So instead of saying corporations shouldn’t be involved in Pride, instead we should challenge them to  become better allies. How much more could we achieve if, instead of a cosmetic rainbow rebrand, these companies became year-round advocates for change? How many lives could be improved through businesses supporting LGBTQ+ employees, customers, and challenging markets to change so they can push the boundaries and help LGBTQ+ activists worldwide step closer to equal rights? 

Pride shouldn’t be less commercial, it should be more. Let’s start putting an equitable price on Pride  involvement. A rainbow logo isn’t enough – if corporate allies really want to take their place in the fight for LGBTQ+ rights, then their LGBTQ+ employees and consumers must identify positively with their brand all year round. So how could a company demonstrate their allyship? 

Internally, put in place forward-thinking policies and processes to support queer, intersex and trans  employees. In the radical notion that all people are equal, let’s simply take gender out of the  equation and ensure paid parental and adoption leave, health and other benefits are accessible to all  employees, regardless of sexual identity, gender identity or marital status. Many companies are  publishing gender pay gap reports – why not examine pay gaps across all sexual, gender and racial  minorities and put in place policies and processes to address these? 

Externally, consider the guidance GiveOut has developed in partnership with companies on how businesses can be better global allies.

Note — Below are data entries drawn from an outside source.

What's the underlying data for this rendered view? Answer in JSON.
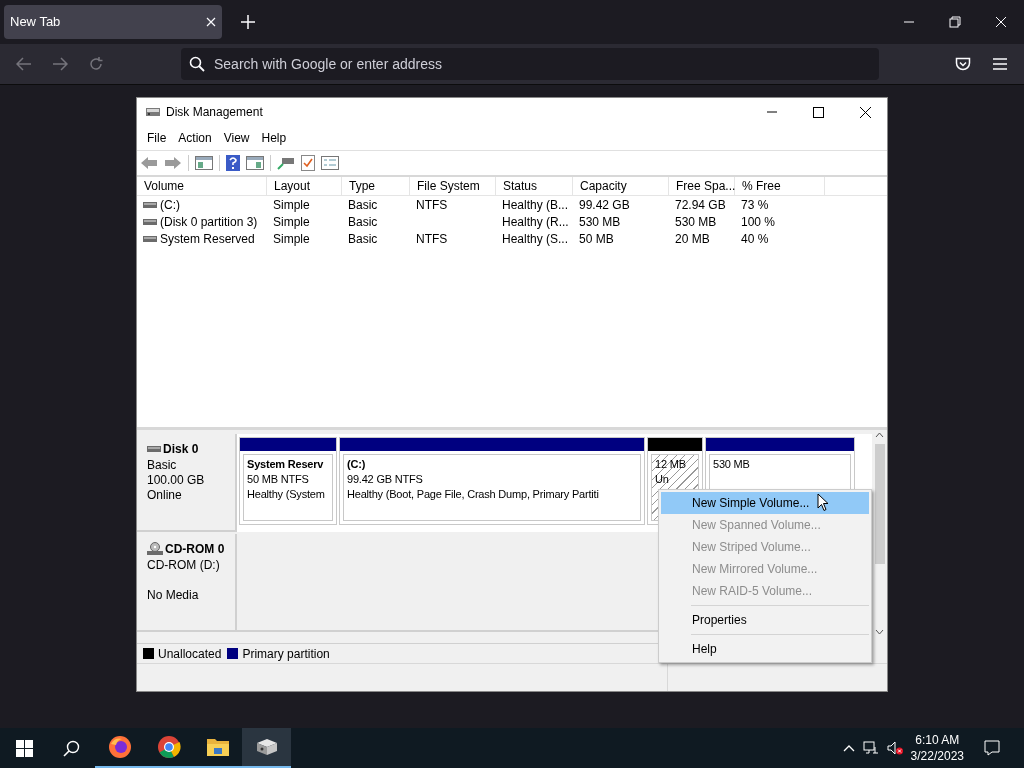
{
  "browser": {
    "tab": {
      "title": "New Tab",
      "selected": true
    },
    "address": {
      "placeholder": "Search with Google or enter address"
    }
  },
  "window": {
    "title": "Disk Management",
    "menu": [
      "File",
      "Action",
      "View",
      "Help"
    ],
    "columns": [
      "Volume",
      "Layout",
      "Type",
      "File System",
      "Status",
      "Capacity",
      "Free Spa...",
      "% Free"
    ],
    "rows": [
      {
        "cells": [
          "(C:)",
          "Simple",
          "Basic",
          "NTFS",
          "Healthy (B...",
          "99.42 GB",
          "72.94 GB",
          "73 %"
        ]
      },
      {
        "cells": [
          "(Disk 0 partition 3)",
          "Simple",
          "Basic",
          "",
          "Healthy (R...",
          "530 MB",
          "530 MB",
          "100 %"
        ]
      },
      {
        "cells": [
          "System Reserved",
          "Simple",
          "Basic",
          "NTFS",
          "Healthy (S...",
          "50 MB",
          "20 MB",
          "40 %"
        ]
      }
    ],
    "disks": [
      {
        "kind": "disk",
        "name": "Disk 0",
        "lines": [
          "Basic",
          "100.00 GB",
          "Online"
        ],
        "partitions": [
          {
            "kind": "primary",
            "title": "System Reserv",
            "lines": [
              "50 MB NTFS",
              "Healthy (System"
            ]
          },
          {
            "kind": "primary",
            "title": "(C:)",
            "lines": [
              "99.42 GB NTFS",
              "Healthy (Boot, Page File, Crash Dump, Primary Partiti"
            ]
          },
          {
            "kind": "unallocated",
            "lines": [
              "12 MB",
              "Un"
            ]
          },
          {
            "kind": "primary",
            "lines": [
              "530 MB"
            ]
          }
        ]
      },
      {
        "kind": "cdrom",
        "name": "CD-ROM 0",
        "lines": [
          "CD-ROM (D:)",
          "No Media"
        ]
      }
    ],
    "legend": [
      {
        "label": "Unallocated",
        "color": "#000000"
      },
      {
        "label": "Primary partition",
        "color": "#000080"
      }
    ],
    "context_menu": [
      {
        "kind": "item",
        "label": "New Simple Volume...",
        "disabled": false,
        "selected": true
      },
      {
        "kind": "item",
        "label": "New Spanned Volume...",
        "disabled": true,
        "selected": false
      },
      {
        "kind": "item",
        "label": "New Striped Volume...",
        "disabled": true,
        "selected": false
      },
      {
        "kind": "item",
        "label": "New Mirrored Volume...",
        "disabled": true,
        "selected": false
      },
      {
        "kind": "item",
        "label": "New RAID-5 Volume...",
        "disabled": true,
        "selected": false
      },
      {
        "kind": "separator"
      },
      {
        "kind": "item",
        "label": "Properties",
        "disabled": false,
        "selected": false
      },
      {
        "kind": "separator"
      },
      {
        "kind": "item",
        "label": "Help",
        "disabled": false,
        "selected": false
      }
    ]
  },
  "taskbar": {
    "apps": [
      {
        "kind": "firefox",
        "selected": false
      },
      {
        "kind": "chrome",
        "selected": false
      },
      {
        "kind": "explorer",
        "selected": false
      },
      {
        "kind": "diskmgmt",
        "selected": true
      }
    ],
    "time": "6:10 AM",
    "date": "3/22/2023"
  }
}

The report, ‘Pride with Purpose’, proposes a 5-step approach  for businesses to follow which enables them to better support the global LGBTQ+ movement. 

Want to make your brand stand out? Make a splash about your support for the LGBTQI+ community  outside of Pride season; it’s crowded anyway. Invest in your internal LGBTQ+ groups and give them  the resources to donate to and build partnerships with LGBTQ+ communities, causes and  organisations to support and strengthen the global LGBTQ+ movement. As you do this, use your  power and influence as a company to advocate for LGBTQ+ rights and people in the markets you  work in. In markets where LGBTQ+ people are still fighting for our basic human rights, engage with  them and ask how you can use your position to support their struggle, whether through influencing,  volunteering, or making products LGBTQ+-accessible. Many in the UK still remember fondly the first  banks that allowed openly LGBTQ+ people to get mortgages. 

When in doubt, reach out and learn from others. Macquarie, ranked number one by Stonewall, are co-hosting City 4 LGBT+ – a live crowdfunding event that will be held on 18 October, bringing together our community and corporate allies to make a difference to the lives of LGBTQ+ individuals and communities in the UK and around the world. Macquarie is not only engaged with these organisations year-round in holding this important event outside of Pride month, but they are tripling the value of all donations up to £5,000 – donating £15,000 to vital work to protect LGBTQ+ people in the UK and around the world.

Rachel Palmer, the COO, ally, advocate and LGBTQ+ Executive Sponsor at Macquarie EMEA said: “We’re proud to partner with LGBTQ+ organisations who are working to lead on the cultural changes  needed in the UK and globally. The power of corporate allyship cannot be understated, and with the  necessary support, these organisations are able to pursue meaningful actions to drive an LGBTQ+  inclusive culture.” 

If you’re wondering how to make your company more inclusive, consider coming along to the event  and speaking to Macquarie and the LGBTQ+ groups involved to learn how it can be done well. Some  corporate allies are fighting hard to show their place at Pride is well-deserved; let’s not bemoan the  commercialisation of Pride, but challenge all corporates to be better allies and earn their place there. 

This article was co-written by Aisha Shaibu and Allan McKinnon. Aisha Shaibu is a Trustee of GiveOut, Head of Community Engagement for UK Black Pride and founder of Moonlight Experiences, a company that immerses travellers into the authentic side of queer communities whilst empowering marginalised voices. Allan McKinnon is the Senior Philanthropy Expert at GiveOut and Founder of the Good Works, a philanthropy consultancy and donor-advised fund that supports individuals and companies to do good, better.